**Aim of the task**
Where a picture appears, skip it and copy everything else in the listing exactly.
━━━━━ Source material ━━━━━
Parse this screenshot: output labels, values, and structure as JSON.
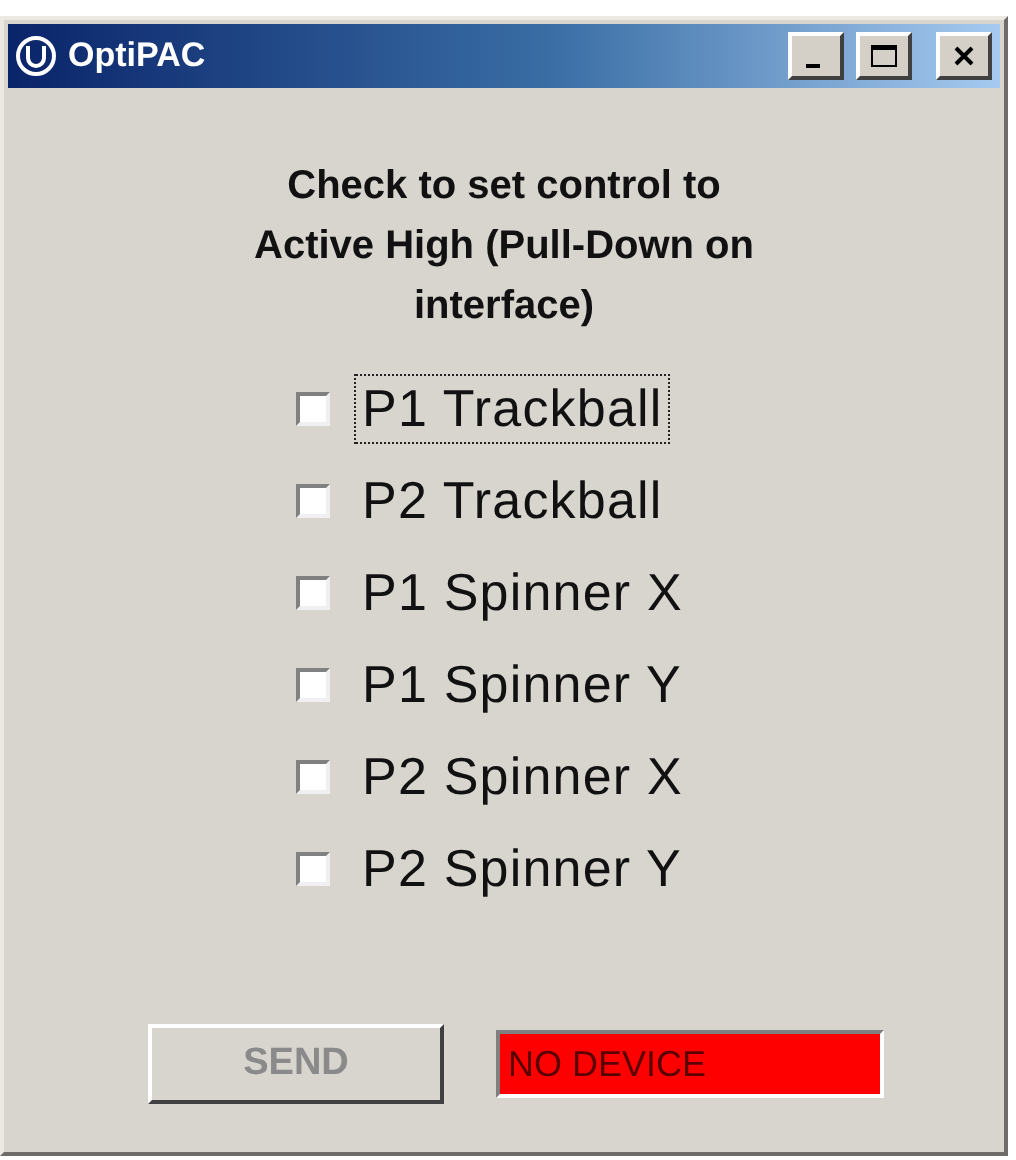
{
  "window": {
    "title": "OptiPAC"
  },
  "instruction": "Check to set control to Active High (Pull-Down on interface)",
  "controls": [
    {
      "label": "P1 Trackball",
      "checked": false,
      "focused": true
    },
    {
      "label": "P2 Trackball",
      "checked": false,
      "focused": false
    },
    {
      "label": "P1 Spinner X",
      "checked": false,
      "focused": false
    },
    {
      "label": "P1 Spinner Y",
      "checked": false,
      "focused": false
    },
    {
      "label": "P2 Spinner X",
      "checked": false,
      "focused": false
    },
    {
      "label": "P2 Spinner Y",
      "checked": false,
      "focused": false
    }
  ],
  "send_button": {
    "label": "SEND",
    "disabled": true
  },
  "status": {
    "text": "NO DEVICE",
    "color": "#ff0000"
  }
}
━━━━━
**Solution for this exercise**
Parse this screenshot: output labels, values, and structure as JSON.
{
  "window": {
    "title": "OptiPAC"
  },
  "instruction": "Check to set control to Active High (Pull-Down on interface)",
  "controls": [
    {
      "label": "P1 Trackball",
      "checked": false,
      "focused": true
    },
    {
      "label": "P2 Trackball",
      "checked": false,
      "focused": false
    },
    {
      "label": "P1 Spinner X",
      "checked": false,
      "focused": false
    },
    {
      "label": "P1 Spinner Y",
      "checked": false,
      "focused": false
    },
    {
      "label": "P2 Spinner X",
      "checked": false,
      "focused": false
    },
    {
      "label": "P2 Spinner Y",
      "checked": false,
      "focused": false
    }
  ],
  "send_button": {
    "label": "SEND",
    "disabled": true
  },
  "status": {
    "text": "NO DEVICE",
    "color": "#ff0000"
  }
}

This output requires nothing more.